Why We Should—and Can—Teach and Preach Eschatology

St. John of Patmos, Gustave Doré

 

Walter Kaiser Jr. is a renowned Old Testament scholar, and this month his book Preaching and Teaching the Last Things is free. You can also get two others by him for $3 and $4. (And if I remember right, the $4 one was a textbook I found quite helpful in seminary.)

But when there is so much to read, why invest time reading about preaching and teaching a controversial topic like eschatology?

Kaiser actually speaks to this in the book’s introduction.

1. End times passages are there for our instruction

Taking down common objections to teaching and preaching eschatology—such as it being too difficult or inciting too much speculation and division—Kaiser reminds us why we preach anything in the Bible:

Why is prophecy and the study of ‘last things’ so often demeaned by some, when our Lord saw fit to include material of this doctrine amounting to almost one half of the Bible? We need the teaching of the whole counsel of God if we are to be fully equipped for every good work.” (Emphasis mine. See 2 Tim 3:16–17)

Not only does eschatology make up a large portion of Scripture (to avoid it would be to avoid much of God’s counsel), but God put it there for our instruction. As the apostle Peter says:

We have the word of the prophets made more certain, and you will do well to pay attention to it, as to a light shining in a dark place, until the day dawns and the morning star rises in your hearts.” (2 Pet 1:18–19)

God has spoken. He tells us to listen and affirms he will bring understanding “as to a light in a dark place.” When we say eschatology is too confusing to be of much use, we demean God’s revelation.

Further, we demean our own competency.

2. We are competent to understand and teach end times passages

Kaiser reminds us that we do have competency—both spiritual and hermeneutical—to interpret eschatological passages.

On spiritual competency, he quotes Paul:

Not that we are competent in ourselves to claim anything for ourselves, but our competence comes from God. He has made us competent as ministers of a new covenant—not of the letter but of the Spirit; for the letter [not the graphē, “writing,” but “letterism”] kills, but the Spirit gives life. (2 Cor 3:5–6)

Has God not equipped us with the Spirit to understand what he has spoken? Of course, he has.

He has also equipped us with a sufficient understanding of how language works. Kaiser writes:

Others might complain that we are not always sure how we should interpret prophetic passages, for we have heard that these types of texts must be spiritualized or allegorized if we wish to hear them correctly. However, it is always best to begin by taking the words of the text in their natural sense unless we see a signal, found in the text itself, that the words are meant in a figurative or typological sense. If one sees the words “as” or “like,” then we are assured that a “simile” or a “parable” is being offered, for it wishes to make a direct comparison between the subject and the abstract truth it points to.
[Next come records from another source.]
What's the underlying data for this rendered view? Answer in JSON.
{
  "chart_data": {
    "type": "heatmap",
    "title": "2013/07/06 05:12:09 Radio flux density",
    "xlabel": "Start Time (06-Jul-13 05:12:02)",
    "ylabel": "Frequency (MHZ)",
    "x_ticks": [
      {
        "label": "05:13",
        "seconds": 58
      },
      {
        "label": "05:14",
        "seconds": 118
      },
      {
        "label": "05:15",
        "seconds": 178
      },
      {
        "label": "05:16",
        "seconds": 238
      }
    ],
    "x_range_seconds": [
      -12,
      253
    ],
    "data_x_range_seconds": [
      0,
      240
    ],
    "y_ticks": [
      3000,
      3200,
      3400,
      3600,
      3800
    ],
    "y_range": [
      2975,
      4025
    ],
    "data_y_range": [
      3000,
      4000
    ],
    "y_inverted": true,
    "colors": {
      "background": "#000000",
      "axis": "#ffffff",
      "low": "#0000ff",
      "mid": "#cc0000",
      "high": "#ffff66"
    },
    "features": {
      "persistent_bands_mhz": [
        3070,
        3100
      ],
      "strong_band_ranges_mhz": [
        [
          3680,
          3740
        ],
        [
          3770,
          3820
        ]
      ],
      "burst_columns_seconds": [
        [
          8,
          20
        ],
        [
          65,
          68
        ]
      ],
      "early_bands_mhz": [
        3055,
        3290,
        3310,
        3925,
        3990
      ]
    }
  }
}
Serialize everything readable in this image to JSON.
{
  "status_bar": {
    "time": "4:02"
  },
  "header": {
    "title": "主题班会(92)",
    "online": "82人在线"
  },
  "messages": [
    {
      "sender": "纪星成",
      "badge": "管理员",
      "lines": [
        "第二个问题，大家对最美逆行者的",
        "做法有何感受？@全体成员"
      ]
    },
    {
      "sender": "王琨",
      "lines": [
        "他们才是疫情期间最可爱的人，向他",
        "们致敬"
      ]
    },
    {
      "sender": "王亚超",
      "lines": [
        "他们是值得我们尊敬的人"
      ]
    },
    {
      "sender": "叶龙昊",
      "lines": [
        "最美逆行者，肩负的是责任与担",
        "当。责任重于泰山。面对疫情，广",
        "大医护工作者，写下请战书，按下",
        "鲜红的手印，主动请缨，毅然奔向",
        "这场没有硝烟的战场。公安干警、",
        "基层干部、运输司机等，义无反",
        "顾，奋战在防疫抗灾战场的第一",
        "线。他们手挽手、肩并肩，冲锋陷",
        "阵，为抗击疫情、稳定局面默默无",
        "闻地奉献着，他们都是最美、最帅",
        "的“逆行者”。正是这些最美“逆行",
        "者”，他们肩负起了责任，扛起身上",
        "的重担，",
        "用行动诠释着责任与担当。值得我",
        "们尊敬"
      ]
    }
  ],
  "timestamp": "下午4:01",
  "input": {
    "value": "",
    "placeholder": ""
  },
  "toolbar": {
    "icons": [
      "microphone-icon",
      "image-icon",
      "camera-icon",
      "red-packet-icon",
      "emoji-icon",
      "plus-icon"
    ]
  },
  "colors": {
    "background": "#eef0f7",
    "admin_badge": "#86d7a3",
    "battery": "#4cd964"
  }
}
However, if there are no words such as “as” or “like,” and yet an animate subject is being put with an inanimate description, then it most likely is an unexpressed comparison, called a metaphor, or if made into a larger story or developed more extensively, it is an allegory. Such are some of the rules of figurative language, rules that are not invented as we go, but are clearly part of all writing and speaking, which can be identified, defined, and illustrated in classical and biblical sources.

In short: interpreting prophetic writing is not guesswork. There is plenty interpretive history to go on to arrive at a tenable interpretation. (There is also, Kaiser reminds us, plenty of ancient history that aligns with biblical prophecy.)

So why teach and preach the last things? Because God has revealed them for our instruction, and he has given us the Spirit and skills of language to comprehend them.

Even if in a mirror dimly.

Get Preaching and Teaching the Last Things free this month only.

Comments

  1. I have been convinced for some time that Eschatology is the thread that ties the entire Bible together. I too have had a hard time convincing my colleagues of the centrality of Eschatology. This is a much-needed message.